Did the Black-Mat Impact/Airburst Reach the Antarctic? Evidence from New Mountain Near the Taylor Glacier in the Dry Valley Mountains

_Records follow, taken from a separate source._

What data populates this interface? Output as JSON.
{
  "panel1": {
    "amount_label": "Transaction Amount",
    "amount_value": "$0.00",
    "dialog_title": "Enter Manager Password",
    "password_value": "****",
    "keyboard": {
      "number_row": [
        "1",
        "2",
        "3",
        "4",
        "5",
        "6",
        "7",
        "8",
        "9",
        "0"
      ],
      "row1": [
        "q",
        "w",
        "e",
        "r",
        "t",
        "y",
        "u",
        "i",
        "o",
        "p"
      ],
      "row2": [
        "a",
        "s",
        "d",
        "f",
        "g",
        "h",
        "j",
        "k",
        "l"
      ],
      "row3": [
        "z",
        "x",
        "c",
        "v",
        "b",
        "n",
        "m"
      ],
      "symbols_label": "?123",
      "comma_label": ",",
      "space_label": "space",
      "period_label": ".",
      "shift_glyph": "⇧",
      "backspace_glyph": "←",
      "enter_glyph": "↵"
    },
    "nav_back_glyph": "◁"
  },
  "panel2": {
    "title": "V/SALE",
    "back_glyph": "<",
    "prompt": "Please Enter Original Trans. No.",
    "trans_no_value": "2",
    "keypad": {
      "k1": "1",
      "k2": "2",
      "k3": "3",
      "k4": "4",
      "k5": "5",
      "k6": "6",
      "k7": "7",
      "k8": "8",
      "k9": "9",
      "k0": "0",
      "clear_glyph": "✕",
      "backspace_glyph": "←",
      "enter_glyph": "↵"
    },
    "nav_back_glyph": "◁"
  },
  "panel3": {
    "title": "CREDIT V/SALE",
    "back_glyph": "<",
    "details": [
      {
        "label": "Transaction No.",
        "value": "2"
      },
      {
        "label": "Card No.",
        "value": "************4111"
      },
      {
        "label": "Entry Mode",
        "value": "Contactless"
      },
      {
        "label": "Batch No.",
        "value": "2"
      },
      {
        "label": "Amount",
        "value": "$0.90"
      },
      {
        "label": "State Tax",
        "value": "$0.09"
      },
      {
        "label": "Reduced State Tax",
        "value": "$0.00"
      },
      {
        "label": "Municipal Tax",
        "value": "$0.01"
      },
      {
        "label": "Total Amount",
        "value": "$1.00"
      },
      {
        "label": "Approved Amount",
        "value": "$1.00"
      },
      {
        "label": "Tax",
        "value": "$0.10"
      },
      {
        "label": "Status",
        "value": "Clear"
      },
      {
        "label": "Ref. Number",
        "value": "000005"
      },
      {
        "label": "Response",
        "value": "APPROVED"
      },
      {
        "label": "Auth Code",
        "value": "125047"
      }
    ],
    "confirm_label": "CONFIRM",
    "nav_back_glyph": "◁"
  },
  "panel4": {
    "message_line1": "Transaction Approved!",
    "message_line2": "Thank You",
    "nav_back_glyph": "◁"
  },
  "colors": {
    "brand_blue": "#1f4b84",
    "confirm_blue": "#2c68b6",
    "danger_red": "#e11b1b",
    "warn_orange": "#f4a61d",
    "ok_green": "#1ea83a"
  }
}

Detailed microscopic investigations of horizons in a surface paleosol, part of a pedostratigraphic stack of tills at New Mountain, Antarctica, dated to the middle Miocene climatic optimum event (ca. 15 Ma), suggest not only that the paleoclimate history of the continent can be read from stratigraphic layers within paleosols but also that records of cosmic events may lie embedded in coatings on sand clasts resident in paleosols. Recent microscopic and chemical data from sands in the upper horizons of a surface paleosol (Ant-828), adjacent to the Taylor Glacier, contain Fe and Na coatings surfaced with cosmic signatures including welded and shock-melted grains, opaque carbon coatings, microfeature stack of cards, Fe spherules, solubilized grain surfaces with streams of melted skin, a grain carrying an Ir signature, rare earth elements elevated above crustal averages, and slightly elevated Pt/Pd ratios. The projected link to the probable black-mat event of 12.8 ka is reinforced by the presence of fresh opaque carbon and other cosmic signatures on grain surfaces that overlie well-weathered grain features, presumably weathering from middle Miocene time near today. Evidence of CO2 and NOx accumulations dated to 12.9 ka in the Taylor Ice Dome suggest that the black-mat impact/airburst of the same time line as the Younger Dryas boundary may have reached across South America and the Pacific Ocean to the Dry Valley Mountains of Antarctica.